3M aims to have its cake and eat it, too. In announcing the new dividend and repurchase scheme, the company quoted its CEO Inge Thulin as saying that "[i]nvesting in our business remains priority one, while at the same time our strong and consistent cash generation also allows 3M to return significant cash to shareholders."

This has pretty much always been true of 3M, as it's a consistently profitable, cash generating behemoth of a company. For investors, the issue these days is growth; even though revenue and net profit beat expectations in the latest quarter, both metrics were down on a year-over-year basis. Declines in 3M's core industrials product category, plus steeper falls in the electronics and energy division, contributed to the overall drops.

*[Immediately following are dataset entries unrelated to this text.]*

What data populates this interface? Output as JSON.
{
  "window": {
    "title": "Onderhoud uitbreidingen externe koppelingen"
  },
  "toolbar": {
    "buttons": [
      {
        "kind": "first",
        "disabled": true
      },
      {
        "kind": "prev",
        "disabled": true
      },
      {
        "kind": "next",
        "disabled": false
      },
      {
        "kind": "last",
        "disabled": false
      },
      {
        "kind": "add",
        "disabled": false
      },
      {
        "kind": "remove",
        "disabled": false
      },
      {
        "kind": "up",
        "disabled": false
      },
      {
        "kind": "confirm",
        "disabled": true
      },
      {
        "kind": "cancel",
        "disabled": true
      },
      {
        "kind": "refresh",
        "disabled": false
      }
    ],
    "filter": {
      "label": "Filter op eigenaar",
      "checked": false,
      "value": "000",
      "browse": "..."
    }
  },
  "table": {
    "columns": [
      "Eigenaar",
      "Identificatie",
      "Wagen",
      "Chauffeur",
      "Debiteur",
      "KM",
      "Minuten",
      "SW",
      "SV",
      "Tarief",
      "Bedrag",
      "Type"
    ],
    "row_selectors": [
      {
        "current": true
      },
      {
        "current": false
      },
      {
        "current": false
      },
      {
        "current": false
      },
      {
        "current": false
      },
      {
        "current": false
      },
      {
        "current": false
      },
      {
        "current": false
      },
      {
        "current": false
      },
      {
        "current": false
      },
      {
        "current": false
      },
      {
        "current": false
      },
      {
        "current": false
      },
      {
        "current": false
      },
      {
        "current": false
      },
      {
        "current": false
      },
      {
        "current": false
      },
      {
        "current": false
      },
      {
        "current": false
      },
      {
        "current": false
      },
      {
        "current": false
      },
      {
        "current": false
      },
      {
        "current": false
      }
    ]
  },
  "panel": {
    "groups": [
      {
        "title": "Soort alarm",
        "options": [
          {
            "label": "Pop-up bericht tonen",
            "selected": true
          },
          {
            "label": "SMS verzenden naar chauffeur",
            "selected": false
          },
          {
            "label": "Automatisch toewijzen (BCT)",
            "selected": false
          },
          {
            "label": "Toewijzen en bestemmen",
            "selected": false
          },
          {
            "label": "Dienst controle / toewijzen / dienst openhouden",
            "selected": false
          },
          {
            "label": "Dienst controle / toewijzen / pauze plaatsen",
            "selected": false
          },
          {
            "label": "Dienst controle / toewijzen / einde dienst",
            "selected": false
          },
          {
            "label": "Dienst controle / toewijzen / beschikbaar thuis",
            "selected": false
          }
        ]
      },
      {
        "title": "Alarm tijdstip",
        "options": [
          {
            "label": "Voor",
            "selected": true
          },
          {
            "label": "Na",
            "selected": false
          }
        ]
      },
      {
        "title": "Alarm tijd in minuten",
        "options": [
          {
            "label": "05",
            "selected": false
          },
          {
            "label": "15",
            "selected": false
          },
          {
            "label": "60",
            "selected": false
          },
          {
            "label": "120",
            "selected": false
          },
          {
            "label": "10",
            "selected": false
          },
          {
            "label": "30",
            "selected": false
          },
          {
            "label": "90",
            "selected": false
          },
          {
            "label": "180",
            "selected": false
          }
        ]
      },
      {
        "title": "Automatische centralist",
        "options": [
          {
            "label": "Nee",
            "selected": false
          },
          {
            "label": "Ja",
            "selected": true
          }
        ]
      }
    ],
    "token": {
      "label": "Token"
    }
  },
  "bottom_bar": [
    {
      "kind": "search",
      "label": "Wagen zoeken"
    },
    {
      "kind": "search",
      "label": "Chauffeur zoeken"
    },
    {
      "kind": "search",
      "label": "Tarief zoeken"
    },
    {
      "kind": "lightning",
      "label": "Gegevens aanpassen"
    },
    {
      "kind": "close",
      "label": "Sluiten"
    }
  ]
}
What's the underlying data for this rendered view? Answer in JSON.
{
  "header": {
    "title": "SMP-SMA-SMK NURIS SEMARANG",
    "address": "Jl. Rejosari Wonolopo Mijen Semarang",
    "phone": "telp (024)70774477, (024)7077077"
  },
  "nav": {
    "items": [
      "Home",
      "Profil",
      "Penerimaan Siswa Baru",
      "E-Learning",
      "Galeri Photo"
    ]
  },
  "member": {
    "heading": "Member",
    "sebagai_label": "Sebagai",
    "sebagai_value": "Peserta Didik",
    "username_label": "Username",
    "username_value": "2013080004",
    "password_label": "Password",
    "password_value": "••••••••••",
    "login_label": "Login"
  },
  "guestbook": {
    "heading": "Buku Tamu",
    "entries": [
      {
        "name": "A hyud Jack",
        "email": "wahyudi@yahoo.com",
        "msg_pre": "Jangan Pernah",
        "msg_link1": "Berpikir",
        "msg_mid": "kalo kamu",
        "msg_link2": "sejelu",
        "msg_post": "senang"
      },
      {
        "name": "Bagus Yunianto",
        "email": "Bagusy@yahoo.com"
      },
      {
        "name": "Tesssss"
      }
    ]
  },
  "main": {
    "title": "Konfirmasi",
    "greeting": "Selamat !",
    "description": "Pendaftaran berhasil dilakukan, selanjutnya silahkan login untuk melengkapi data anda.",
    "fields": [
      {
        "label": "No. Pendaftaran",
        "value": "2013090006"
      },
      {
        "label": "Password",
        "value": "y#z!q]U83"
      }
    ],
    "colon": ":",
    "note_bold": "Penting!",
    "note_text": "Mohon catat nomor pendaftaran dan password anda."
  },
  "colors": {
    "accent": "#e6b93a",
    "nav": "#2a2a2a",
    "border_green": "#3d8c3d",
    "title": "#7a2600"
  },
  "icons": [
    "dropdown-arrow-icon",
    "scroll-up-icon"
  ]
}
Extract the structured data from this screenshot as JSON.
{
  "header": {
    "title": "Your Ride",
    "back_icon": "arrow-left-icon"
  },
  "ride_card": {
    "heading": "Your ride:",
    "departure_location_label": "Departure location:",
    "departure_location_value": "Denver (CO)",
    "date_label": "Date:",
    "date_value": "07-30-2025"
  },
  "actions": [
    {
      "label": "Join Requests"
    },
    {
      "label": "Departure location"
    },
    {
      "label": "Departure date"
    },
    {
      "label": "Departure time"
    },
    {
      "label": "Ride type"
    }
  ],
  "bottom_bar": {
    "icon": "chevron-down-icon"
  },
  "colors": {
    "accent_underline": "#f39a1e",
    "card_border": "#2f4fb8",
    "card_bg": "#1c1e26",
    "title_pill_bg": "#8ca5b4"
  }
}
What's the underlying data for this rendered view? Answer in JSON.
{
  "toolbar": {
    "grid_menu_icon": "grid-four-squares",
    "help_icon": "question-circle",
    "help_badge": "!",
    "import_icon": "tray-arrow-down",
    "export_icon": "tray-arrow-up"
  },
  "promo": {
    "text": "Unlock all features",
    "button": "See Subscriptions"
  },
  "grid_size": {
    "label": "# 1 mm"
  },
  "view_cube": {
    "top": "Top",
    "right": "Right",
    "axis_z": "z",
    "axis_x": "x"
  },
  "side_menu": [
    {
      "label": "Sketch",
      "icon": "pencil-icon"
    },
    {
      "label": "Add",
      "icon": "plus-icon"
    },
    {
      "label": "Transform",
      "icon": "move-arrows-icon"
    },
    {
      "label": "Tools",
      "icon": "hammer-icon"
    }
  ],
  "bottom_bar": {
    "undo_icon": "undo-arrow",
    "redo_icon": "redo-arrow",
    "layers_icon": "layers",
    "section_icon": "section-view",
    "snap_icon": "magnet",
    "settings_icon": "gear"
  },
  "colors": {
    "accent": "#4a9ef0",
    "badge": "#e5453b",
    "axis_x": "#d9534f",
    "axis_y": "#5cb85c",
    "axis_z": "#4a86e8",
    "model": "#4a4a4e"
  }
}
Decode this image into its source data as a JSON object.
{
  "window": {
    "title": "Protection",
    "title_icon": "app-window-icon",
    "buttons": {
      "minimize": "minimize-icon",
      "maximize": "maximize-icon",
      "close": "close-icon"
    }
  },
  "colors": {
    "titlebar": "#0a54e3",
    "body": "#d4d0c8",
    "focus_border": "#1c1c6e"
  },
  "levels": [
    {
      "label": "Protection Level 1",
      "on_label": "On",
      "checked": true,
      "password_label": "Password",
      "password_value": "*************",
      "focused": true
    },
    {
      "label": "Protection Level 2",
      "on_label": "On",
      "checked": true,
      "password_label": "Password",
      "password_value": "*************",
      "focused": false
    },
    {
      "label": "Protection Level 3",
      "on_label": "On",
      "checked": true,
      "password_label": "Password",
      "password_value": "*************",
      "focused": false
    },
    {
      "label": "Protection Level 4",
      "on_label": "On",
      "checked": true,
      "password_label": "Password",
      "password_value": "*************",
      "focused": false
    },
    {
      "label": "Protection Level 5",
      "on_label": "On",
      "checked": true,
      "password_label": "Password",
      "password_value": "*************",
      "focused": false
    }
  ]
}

Yet it should be kept in mind that over the many years it's been in business, 3M has proved to be an excellent performer. Its dividend, as always, is well within its financial means, and should continue to be so for the foreseeable future. It's sure to return to growth, and in the meanwhile these latest investor morale-boosting measures should inject some confidence in the stock.